• _PROVIDED INFORMATION_:
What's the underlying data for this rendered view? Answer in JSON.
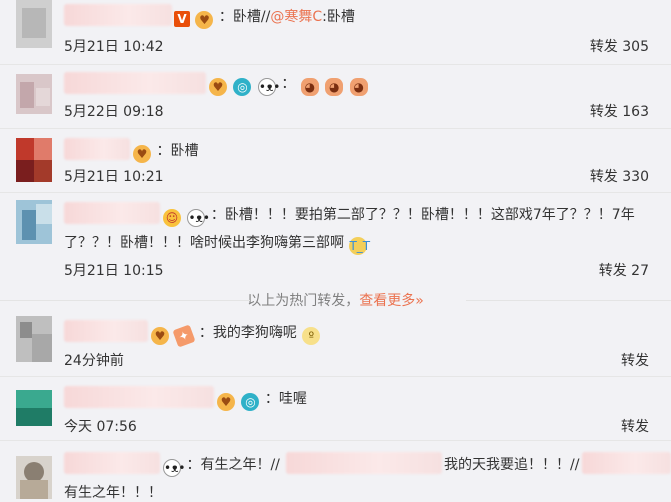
{
  "comments": [
    {
      "text": "：卧槽//",
      "mention": "@寒舞C",
      "mention_after": ":卧槽",
      "time": "5月21日 10:42",
      "forward_label": "转发",
      "forward_count": "305"
    },
    {
      "text": "",
      "time": "5月22日 09:18",
      "forward_label": "转发",
      "forward_count": "163"
    },
    {
      "text": "：卧槽",
      "time": "5月21日 10:21",
      "forward_label": "转发",
      "forward_count": "330"
    },
    {
      "text": "：卧槽！！！要拍第二部了？？！卧槽！！！这部戏7年了？？！7年",
      "text2": "了？？！卧槽！！！啥时候出李狗嗨第三部啊",
      "time": "5月21日 10:15",
      "forward_label": "转发",
      "forward_count": "27"
    },
    {
      "text": "：我的李狗嗨呢",
      "time": "24分钟前",
      "forward_label": "转发"
    },
    {
      "text": "：哇喔",
      "time": "今天 07:56",
      "forward_label": "转发"
    },
    {
      "text": "：有生之年！//",
      "text_mid": "我的天我要追！！！//",
      "text2": "有生之年！！！"
    }
  ],
  "hot_notice": {
    "text": "以上为热门转发，",
    "link": "查看更多»"
  },
  "icons": [
    "v-badge-icon",
    "hug-emoji-icon",
    "camera-emoji-icon",
    "panda-emoji-icon",
    "fish-emoji-icon",
    "smile-emoji-icon",
    "crying-emoji-icon",
    "cheer-emoji-icon",
    "blush-emoji-icon"
  ]
}
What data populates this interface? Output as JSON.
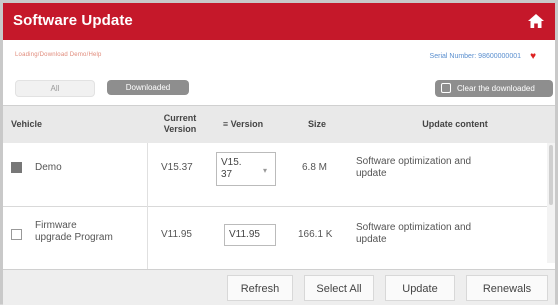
{
  "header": {
    "title": "Software Update",
    "home_icon": "home-icon",
    "accent_color": "#c5182a"
  },
  "info": {
    "hint": "Loading/Download Demo/Help",
    "serial": "Serial Number: 98600000001",
    "heart_icon": "heart-icon"
  },
  "tabs": {
    "all_label": "All",
    "downloaded_label": "Downloaded"
  },
  "clear_button": {
    "label": "Clear the downloaded"
  },
  "table": {
    "headers": {
      "vehicle": "Vehicle",
      "current_version_line1": "Current",
      "current_version_line2": "Version",
      "version": "Version",
      "size": "Size",
      "update_content": "Update content"
    },
    "rows": [
      {
        "checked": true,
        "vehicle": "Demo",
        "current_version": "V15.37",
        "version_line1": "V15.",
        "version_line2": "37",
        "size": "6.8 M",
        "content_line1": "Software optimization and",
        "content_line2": "update"
      },
      {
        "checked": false,
        "vehicle_line1": "Firmware",
        "vehicle_line2": "upgrade Program",
        "current_version": "V11.95",
        "version": "V11.95",
        "size": "166.1 K",
        "content_line1": "Software optimization and",
        "content_line2": "update"
      }
    ]
  },
  "footer": {
    "refresh": "Refresh",
    "select_all": "Select All",
    "update": "Update",
    "renewals": "Renewals"
  }
}
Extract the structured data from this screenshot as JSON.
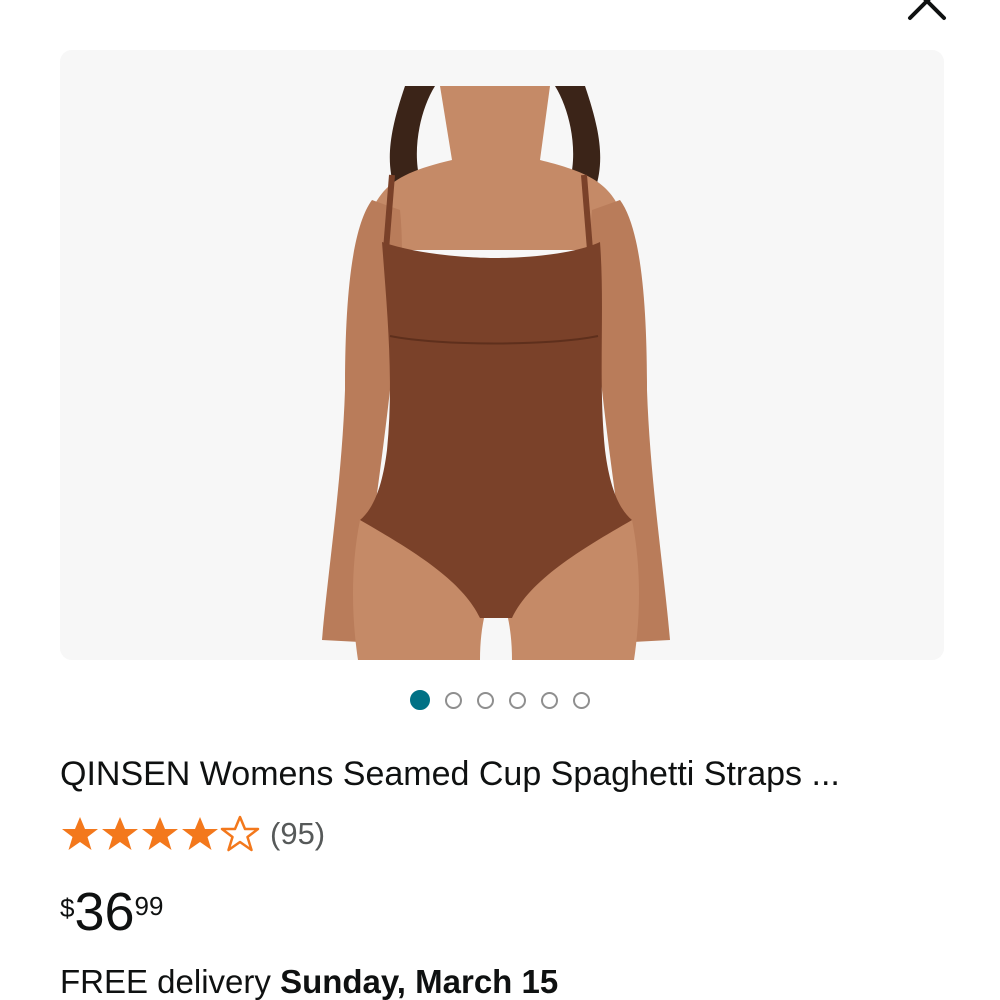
{
  "header": {
    "close_icon": "close-icon"
  },
  "product_image": {
    "image_count": 6,
    "active_index": 0,
    "colors": {
      "background": "#f7f7f7",
      "garment": "#7a4129",
      "skin": "#c58a67",
      "hair": "#3b2418"
    }
  },
  "product": {
    "title": "QINSEN Womens Seamed Cup Spaghetti Straps ...",
    "rating": 4.5,
    "rating_max": 5,
    "review_count": "(95)",
    "price": {
      "symbol": "$",
      "whole": "36",
      "fraction": "99"
    },
    "delivery": {
      "label": "FREE delivery",
      "date": "Sunday, March 15"
    }
  },
  "colors": {
    "accent_teal": "#007185",
    "star_orange": "#f3781c",
    "muted_text": "#565959"
  }
}
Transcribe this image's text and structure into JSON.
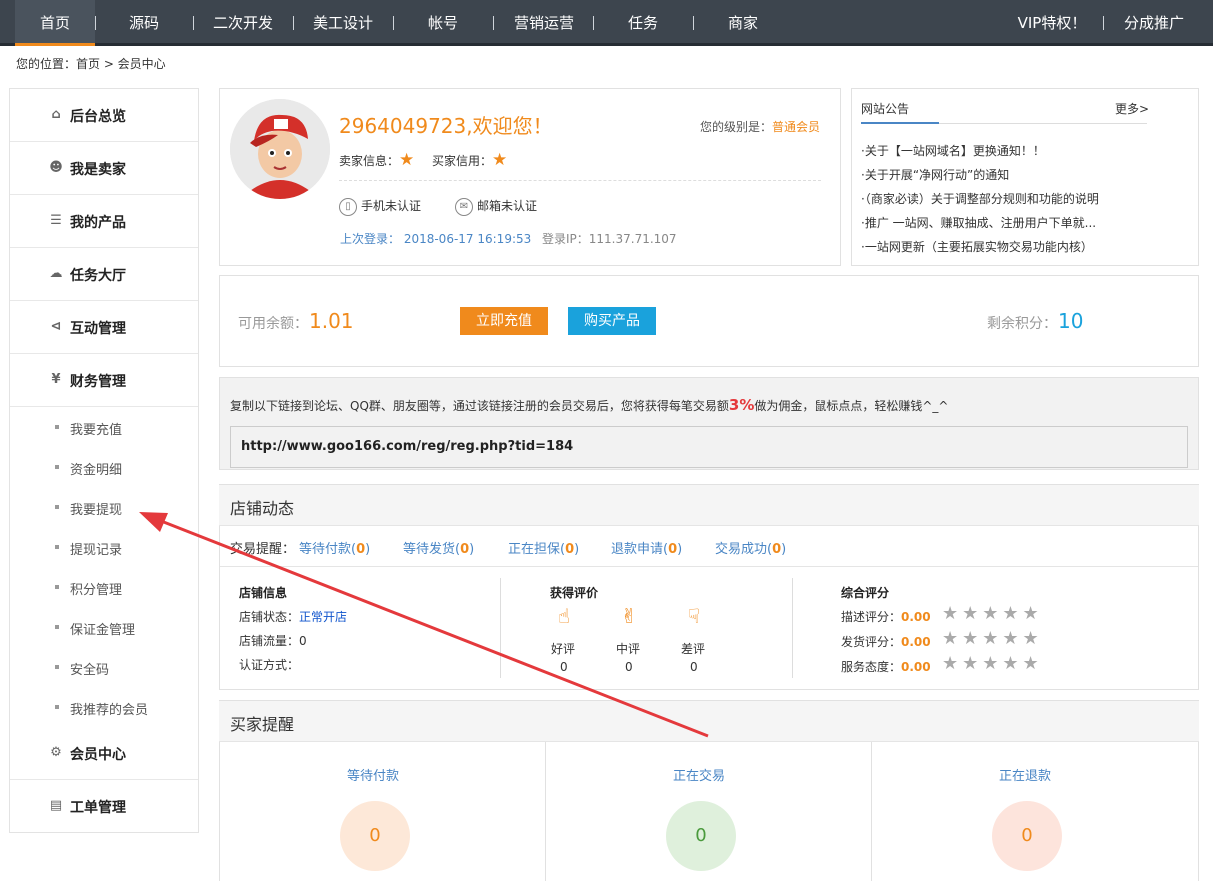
{
  "nav": {
    "items": [
      "首页",
      "源码",
      "二次开发",
      "美工设计",
      "帐号",
      "营销运营",
      "任务",
      "商家"
    ],
    "right": [
      "VIP特权！",
      "分成推广"
    ]
  },
  "breadcrumb": "您的位置：首页 > 会员中心",
  "sidebar": {
    "overview": "后台总览",
    "seller": "我是卖家",
    "products": "我的产品",
    "tasks": "任务大厅",
    "interaction": "互动管理",
    "finance": "财务管理",
    "finance_items": [
      "我要充值",
      "资金明细",
      "我要提现",
      "提现记录",
      "积分管理",
      "保证金管理",
      "安全码",
      "我推荐的会员"
    ],
    "member": "会员中心",
    "tickets": "工单管理"
  },
  "profile": {
    "welcome": "2964049723,欢迎您！",
    "level_label": "您的级别是：",
    "level_value": "普通会员",
    "seller_credit": "卖家信息：",
    "buyer_credit": "买家信用：",
    "phone": "手机未认证",
    "email": "邮箱未认证",
    "last_login": "上次登录： 2018-06-17 16:19:53",
    "login_ip": "登录IP：111.37.71.107"
  },
  "notice": {
    "title": "网站公告",
    "more": "更多>",
    "items": [
      "·关于【一站网域名】更换通知！！",
      "·关于开展“净网行动”的通知",
      "·（商家必读）关于调整部分规则和功能的说明",
      "·推广 一站网、赚取抽成、注册用户下单就...",
      "·一站网更新（主要拓展实物交易功能内核）"
    ]
  },
  "balance": {
    "label": "可用余额：",
    "value": "1.01",
    "charge_btn": "立即充值",
    "buy_btn": "购买产品",
    "points_label": "剩余积分：",
    "points_value": "10"
  },
  "promo": {
    "text_before": "复制以下链接到论坛、QQ群、朋友圈等，通过该链接注册的会员交易后，您将获得每笔交易额",
    "percent": "3%",
    "text_after": "做为佣金，鼠标点点，轻松赚钱^_^",
    "link": "http://www.goo166.com/reg/reg.php?tid=184"
  },
  "store": {
    "title": "店铺动态",
    "trade_label": "交易提醒：",
    "trades": [
      {
        "label": "等待付款",
        "count": "0"
      },
      {
        "label": "等待发货",
        "count": "0"
      },
      {
        "label": "正在担保",
        "count": "0"
      },
      {
        "label": "退款申请",
        "count": "0"
      },
      {
        "label": "交易成功",
        "count": "0"
      }
    ],
    "info_title": "店铺信息",
    "status_label": "店铺状态：",
    "status_value": "正常开店",
    "traffic": "店铺流量：0",
    "verify": "认证方式：",
    "eval_title": "获得评价",
    "evals": [
      {
        "label": "好评",
        "count": "0"
      },
      {
        "label": "中评",
        "count": "0"
      },
      {
        "label": "差评",
        "count": "0"
      }
    ],
    "score_title": "综合评分",
    "scores": [
      {
        "label": "描述评分：",
        "value": "0.00"
      },
      {
        "label": "发货评分：",
        "value": "0.00"
      },
      {
        "label": "服务态度：",
        "value": "0.00"
      }
    ]
  },
  "buyer": {
    "title": "买家提醒",
    "cols": [
      {
        "label": "等待付款",
        "count": "0"
      },
      {
        "label": "正在交易",
        "count": "0"
      },
      {
        "label": "正在退款",
        "count": "0"
      }
    ]
  },
  "colors": {
    "accent": "#f08a1c",
    "blue": "#1aa2dc",
    "link": "#4a86c5",
    "nav_bg": "#3d454e",
    "arrow": "#e4393c"
  }
}
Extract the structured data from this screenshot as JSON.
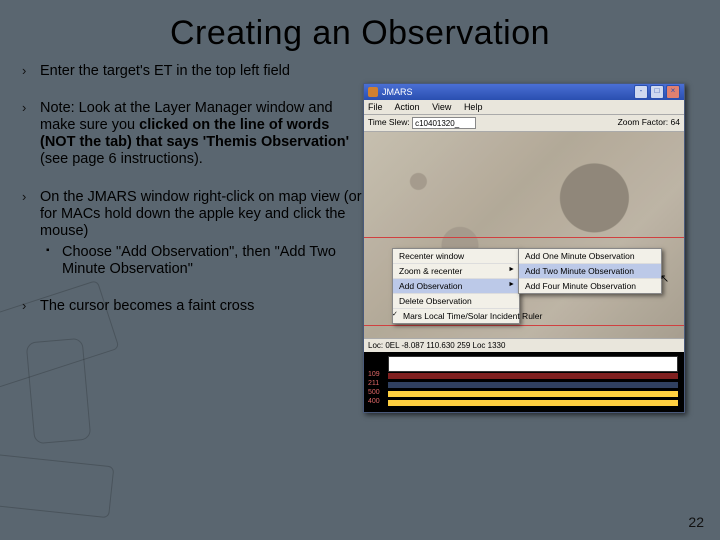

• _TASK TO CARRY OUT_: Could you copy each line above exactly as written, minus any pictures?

• _YOUR SOLUTION_:
What's the underlying data for this rendered view? Answer in JSON.
{
  "comments": [
    {
      "text": "：卧槽//",
      "mention": "@寒舞C",
      "mention_after": ":卧槽",
      "time": "5月21日 10:42",
      "forward_label": "转发",
      "forward_count": "305"
    },
    {
      "text": "",
      "time": "5月22日 09:18",
      "forward_label": "转发",
      "forward_count": "163"
    },
    {
      "text": "：卧槽",
      "time": "5月21日 10:21",
      "forward_label": "转发",
      "forward_count": "330"
    },
    {
      "text": "：卧槽！！！要拍第二部了？？！卧槽！！！这部戏7年了？？！7年",
      "text2": "了？？！卧槽！！！啥时候出李狗嗨第三部啊",
      "time": "5月21日 10:15",
      "forward_label": "转发",
      "forward_count": "27"
    },
    {
      "text": "：我的李狗嗨呢",
      "time": "24分钟前",
      "forward_label": "转发"
    },
    {
      "text": "：哇喔",
      "time": "今天 07:56",
      "forward_label": "转发"
    },
    {
      "text": "：有生之年！//",
      "text_mid": "我的天我要追！！！//",
      "text2": "有生之年！！！"
    }
  ],
  "hot_notice": {
    "text": "以上为热门转发，",
    "link": "查看更多»"
  },
  "icons": [
    "v-badge-icon",
    "hug-emoji-icon",
    "camera-emoji-icon",
    "panda-emoji-icon",
    "fish-emoji-icon",
    "smile-emoji-icon",
    "crying-emoji-icon",
    "cheer-emoji-icon",
    "blush-emoji-icon"
  ]
}
What data populates this interface? Output as JSON.
{
  "header": {
    "title": "Software Update",
    "home_icon": "home-icon",
    "accent_color": "#c5182a"
  },
  "info": {
    "hint": "Loading/Download Demo/Help",
    "serial": "Serial Number: 98600000001",
    "heart_icon": "heart-icon"
  },
  "tabs": {
    "all_label": "All",
    "downloaded_label": "Downloaded"
  },
  "clear_button": {
    "label": "Clear the downloaded"
  },
  "table": {
    "headers": {
      "vehicle": "Vehicle",
      "current_version_line1": "Current",
      "current_version_line2": "Version",
      "version": "Version",
      "size": "Size",
      "update_content": "Update content"
    },
    "rows": [
      {
        "checked": true,
        "vehicle": "Demo",
        "current_version": "V15.37",
        "version_line1": "V15.",
        "version_line2": "37",
        "size": "6.8 M",
        "content_line1": "Software optimization and",
        "content_line2": "update"
      },
      {
        "checked": false,
        "vehicle_line1": "Firmware",
        "vehicle_line2": "upgrade Program",
        "current_version": "V11.95",
        "version": "V11.95",
        "size": "166.1 K",
        "content_line1": "Software optimization and",
        "content_line2": "update"
      }
    ]
  },
  "footer": {
    "refresh": "Refresh",
    "select_all": "Select All",
    "update": "Update",
    "renewals": "Renewals"
  }
}
Extract the structured data from this screenshot as JSON.
{
  "header": {
    "close_icon": "close-icon"
  },
  "product_image": {
    "image_count": 6,
    "active_index": 0,
    "colors": {
      "background": "#f7f7f7",
      "garment": "#7a4129",
      "skin": "#c58a67",
      "hair": "#3b2418"
    }
  },
  "product": {
    "title": "QINSEN Womens Seamed Cup Spaghetti Straps ...",
    "rating": 4.5,
    "rating_max": 5,
    "review_count": "(95)",
    "price": {
      "symbol": "$",
      "whole": "36",
      "fraction": "99"
    },
    "delivery": {
      "label": "FREE delivery",
      "date": "Sunday, March 15"
    }
  },
  "colors": {
    "accent_teal": "#007185",
    "star_orange": "#f3781c",
    "muted_text": "#565959"
  }
}
Transcribe this image's text and structure into JSON.
{
  "nav": {
    "items": [
      "首页",
      "源码",
      "二次开发",
      "美工设计",
      "帐号",
      "营销运营",
      "任务",
      "商家"
    ],
    "right": [
      "VIP特权！",
      "分成推广"
    ]
  },
  "breadcrumb": "您的位置：首页 > 会员中心",
  "sidebar": {
    "overview": "后台总览",
    "seller": "我是卖家",
    "products": "我的产品",
    "tasks": "任务大厅",
    "interaction": "互动管理",
    "finance": "财务管理",
    "finance_items": [
      "我要充值",
      "资金明细",
      "我要提现",
      "提现记录",
      "积分管理",
      "保证金管理",
      "安全码",
      "我推荐的会员"
    ],
    "member": "会员中心",
    "tickets": "工单管理"
  },
  "profile": {
    "welcome": "2964049723,欢迎您！",
    "level_label": "您的级别是：",
    "level_value": "普通会员",
    "seller_credit": "卖家信息：",
    "buyer_credit": "买家信用：",
    "phone": "手机未认证",
    "email": "邮箱未认证",
    "last_login": "上次登录： 2018-06-17 16:19:53",
    "login_ip": "登录IP：111.37.71.107"
  },
  "notice": {
    "title": "网站公告",
    "more": "更多>",
    "items": [
      "·关于【一站网域名】更换通知！！",
      "·关于开展“净网行动”的通知",
      "·（商家必读）关于调整部分规则和功能的说明",
      "·推广 一站网、赚取抽成、注册用户下单就...",
      "·一站网更新（主要拓展实物交易功能内核）"
    ]
  },
  "balance": {
    "label": "可用余额：",
    "value": "1.01",
    "charge_btn": "立即充值",
    "buy_btn": "购买产品",
    "points_label": "剩余积分：",
    "points_value": "10"
  },
  "promo": {
    "text_before": "复制以下链接到论坛、QQ群、朋友圈等，通过该链接注册的会员交易后，您将获得每笔交易额",
    "percent": "3%",
    "text_after": "做为佣金，鼠标点点，轻松赚钱^_^",
    "link": "http://www.goo166.com/reg/reg.php?tid=184"
  },
  "store": {
    "title": "店铺动态",
    "trade_label": "交易提醒：",
    "trades": [
      {
        "label": "等待付款",
        "count": "0"
      },
      {
        "label": "等待发货",
        "count": "0"
      },
      {
        "label": "正在担保",
        "count": "0"
      },
      {
        "label": "退款申请",
        "count": "0"
      },
      {
        "label": "交易成功",
        "count": "0"
      }
    ],
    "info_title": "店铺信息",
    "status_label": "店铺状态：",
    "status_value": "正常开店",
    "traffic": "店铺流量：0",
    "verify": "认证方式：",
    "eval_title": "获得评价",
    "evals": [
      {
        "label": "好评",
        "count": "0"
      },
      {
        "label": "中评",
        "count": "0"
      },
      {
        "label": "差评",
        "count": "0"
      }
    ],
    "score_title": "综合评分",
    "scores": [
      {
        "label": "描述评分：",
        "value": "0.00"
      },
      {
        "label": "发货评分：",
        "value": "0.00"
      },
      {
        "label": "服务态度：",
        "value": "0.00"
      }
    ]
  },
  "buyer": {
    "title": "买家提醒",
    "cols": [
      {
        "label": "等待付款",
        "count": "0"
      },
      {
        "label": "正在交易",
        "count": "0"
      },
      {
        "label": "正在退款",
        "count": "0"
      }
    ]
  },
  "colors": {
    "accent": "#f08a1c",
    "blue": "#1aa2dc",
    "link": "#4a86c5",
    "nav_bg": "#3d454e",
    "arrow": "#e4393c"
  }
}
Extract the structured data from this screenshot as JSON.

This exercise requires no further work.